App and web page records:

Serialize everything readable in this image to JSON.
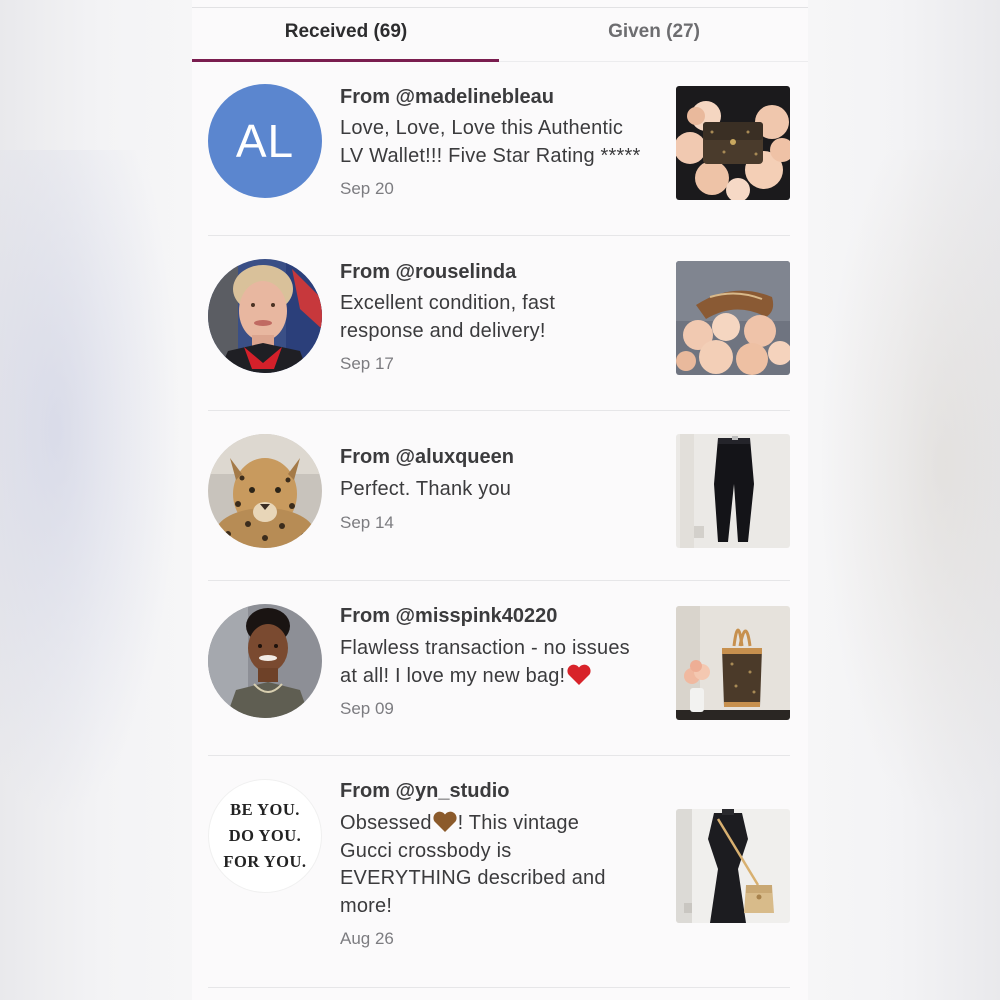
{
  "tabs": {
    "received": "Received (69)",
    "given": "Given (27)"
  },
  "reviews": [
    {
      "from": "From @madelinebleau",
      "initials": "AL",
      "comment_line1": "Love, Love, Love this Authentic",
      "comment_line2": "LV Wallet!!! Five Star Rating *****",
      "date": "Sep 20"
    },
    {
      "from": "From @rouselinda",
      "comment_line1": "Excellent condition, fast",
      "comment_line2": "response and delivery!",
      "date": "Sep 17"
    },
    {
      "from": "From @aluxqueen",
      "comment_line1": "Perfect. Thank you",
      "date": "Sep 14"
    },
    {
      "from": "From @misspink40220",
      "comment_line1": "Flawless transaction - no issues",
      "comment_line2": "at all! I love my new bag!",
      "date": "Sep 09"
    },
    {
      "from": "From @yn_studio",
      "avatar_text": [
        "BE YOU.",
        "DO YOU.",
        "FOR YOU."
      ],
      "comment_line1_a": "Obsessed",
      "comment_line1_b": "! This vintage",
      "comment_line2": "Gucci crossbody is",
      "comment_line3": "EVERYTHING described and",
      "comment_line4": "more!",
      "date": "Aug 26"
    }
  ],
  "colors": {
    "accent": "#7a1d4f",
    "avatar_blue": "#5b86cf",
    "text": "#3b3b3d",
    "muted": "#7c7c80"
  }
}
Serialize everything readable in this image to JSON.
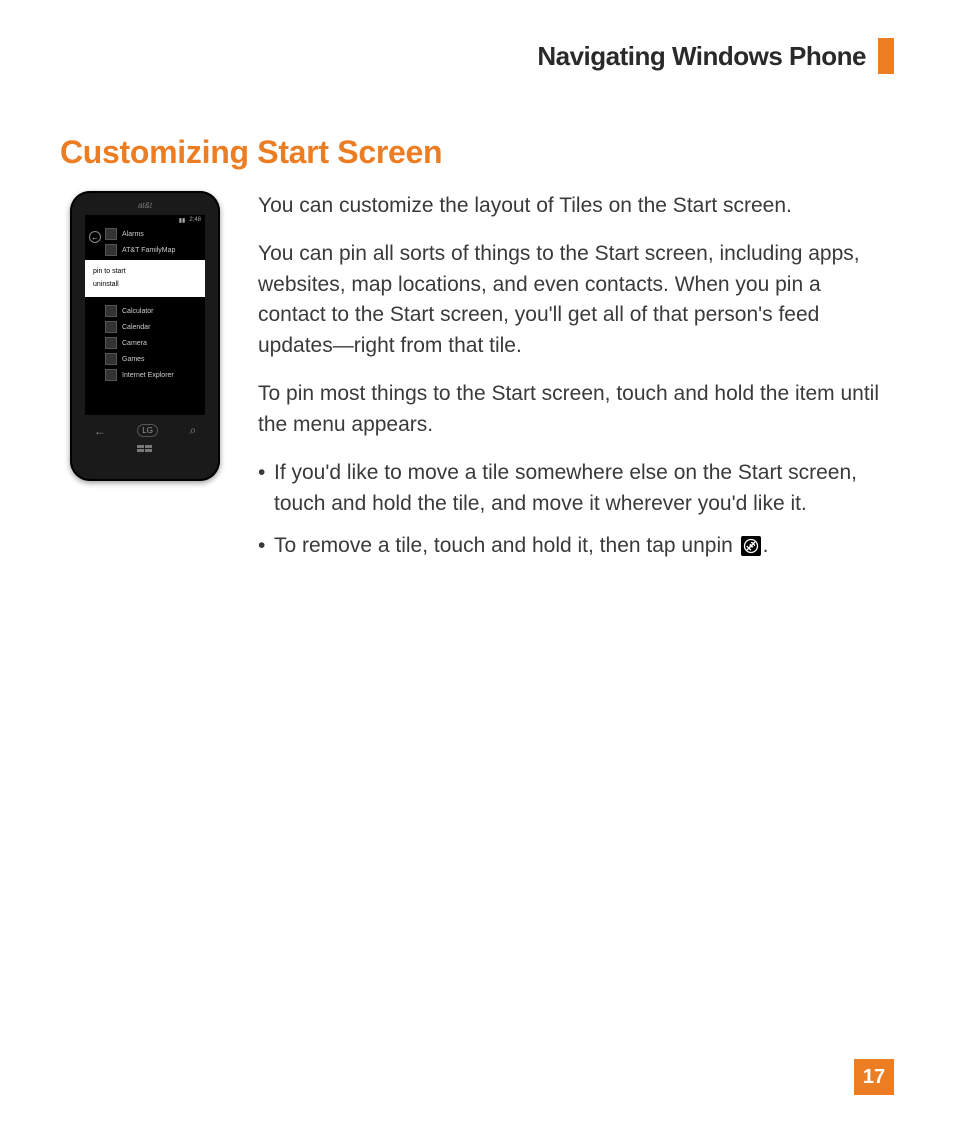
{
  "header": {
    "title": "Navigating Windows Phone"
  },
  "section": {
    "title": "Customizing Start Screen"
  },
  "body": {
    "p1": "You can customize the layout of Tiles on the Start screen.",
    "p2": "You can pin all sorts of things to the Start screen, including apps, websites, map locations, and even contacts. When you pin a contact to the Start screen, you'll get all of that person's feed updates—right from that tile.",
    "p3": "To pin most things to the Start screen, touch and hold the item until the menu appears.",
    "bullet1": "If you'd like to move a tile somewhere else on the Start screen, touch and hold the tile, and move it wherever you'd like it.",
    "bullet2_pre": "To remove a tile, touch and hold it, then tap unpin ",
    "bullet2_post": "."
  },
  "phone": {
    "carrier": "at&t",
    "time": "2:48",
    "menu": {
      "opt1": "pin to start",
      "opt2": "uninstall"
    },
    "apps": {
      "a1": "Alarms",
      "a2": "AT&T FamilyMap",
      "a3": "Calculator",
      "a4": "Calendar",
      "a5": "Camera",
      "a6": "Games",
      "a7": "Internet Explorer"
    },
    "logo": "LG"
  },
  "icons": {
    "unpin": "unpin-icon"
  },
  "page_number": "17"
}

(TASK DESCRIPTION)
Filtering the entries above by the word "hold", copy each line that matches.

(TASK OUTPUT)
    "p3": "To pin most things to the Start screen, touch and hold the item until the menu appears.",
    "bullet1": "If you'd like to move a tile somewhere else on the Start screen, touch and hold the tile, and move it wherever you'd like it.",
    "bullet2_pre": "To remove a tile, touch and hold it, then tap unpin ",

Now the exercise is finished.